|M.Sc Student||Kon Uriel|
|Subject||A Menorah Etched in the Pampas|
The Export of Planning Knowledge from Israel to
Argentina 1963-1970: The Test Case of
|Department||Department of Architecture and Town Planning||Supervisor||Professor Emeritus Rachel Kallus|
|Full Thesis text - in Hebrew|
This thesis is an original contribution to the body of scholarship on the export of architectural and planning knowledge from Israel to the “Third World”, via a case study of the Las Pirquitas settlement-project in northwest Argentina (1963-1969). The research entailed the location of primary resources in Israel and Argentina, as well as in-depth interviews with key figures in the project.
The integral planning of Las Pirquitas, conducted by a joint Israeli-Argentinian team, included five agricultural Moshav-like colonies and two regional centers, located near the capital of the province, San Fernando del Valle de Catamarca. The infrastructures and the hierarchy of amenities provided in each of the five colonies, and the regional centers, were to provide all of the necessary services to sustain the region and to reverse negative demographic trends. The project, the second conducted by Israel in all of the Latin America, was to serve as a model for the rest of the continent.

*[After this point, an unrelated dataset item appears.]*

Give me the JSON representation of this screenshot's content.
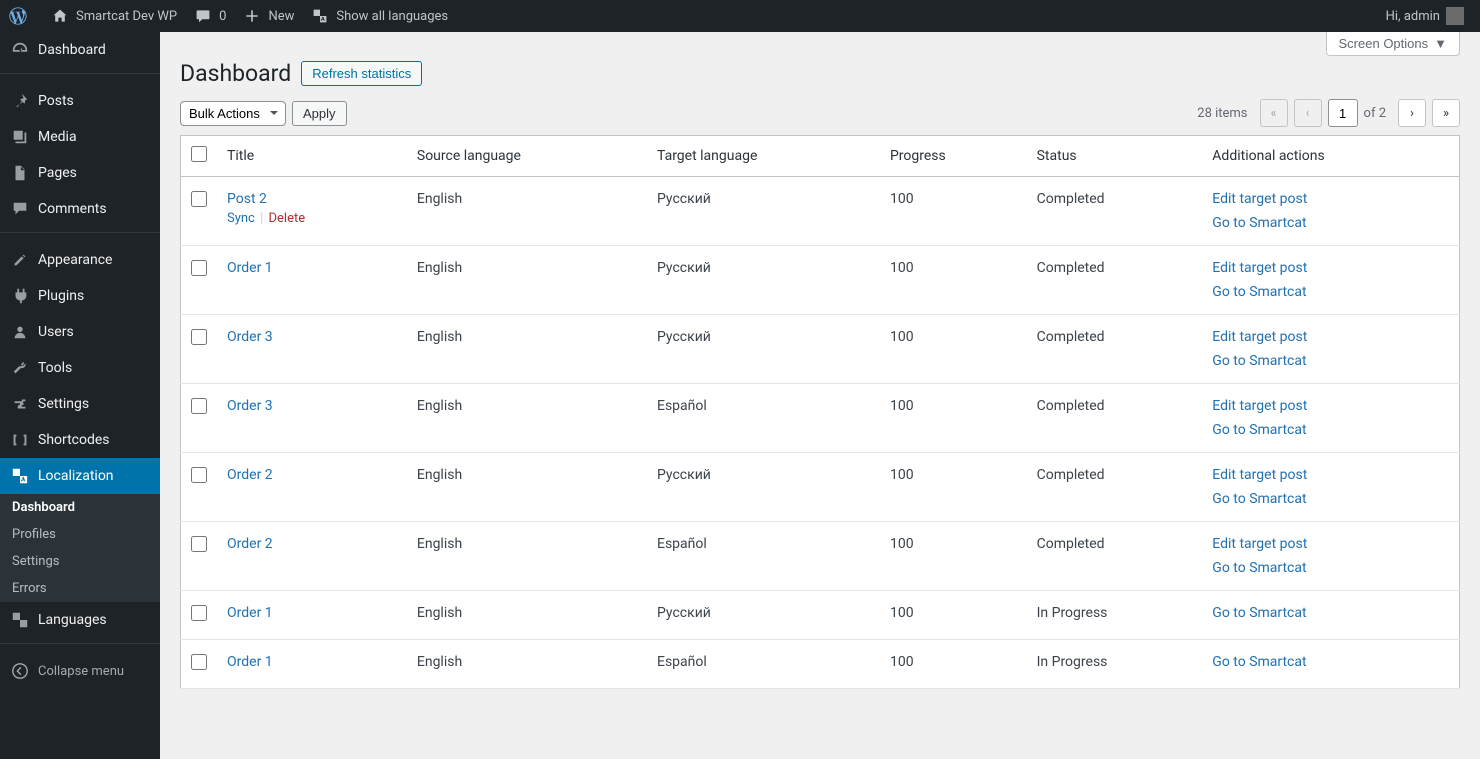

The case study describes the Israeli government’s (through MASHAV) unique mechanism for exporting knowledge in planning, and the various levels on which it functioned: planning, work practices, and the coordination between various organizations and authorities, both Israeli and Argentinean. The examination of the methodology of Israeli export of architectural knowledge reveals a unique pedagogical paradigm and a collaborative bi-national work process. That being said, it is important to understand MASHAV’s activity as instrumental in improving Israel-US relations and in executing plans and ideologies that the United States could not directly implement in Latin America. The Argentinian side, for its part, believed that Israel would help improve its relations with the United States. And thus a triangle of relations formed between Argentina, Israel, and the United States, in which Israel played a key role as agent.
Paradoxically, and in contrast to the democratic spirit of the planning process, the project was ultimately implemented by the military regime that took over in 1965. In the decades since the project’s planning and implementation, and with the transition back to democratic government in 1983, the fabric of Las Pirquitas has evolved into a different form of land parcelization and management. In the eyes of the professionals who took part in the project, it remains an innovative experiment, though it also entailed a degree of disappointment, as the project did not obtain its stated goals and did not spread the planning gospel that its planners believed it to entail.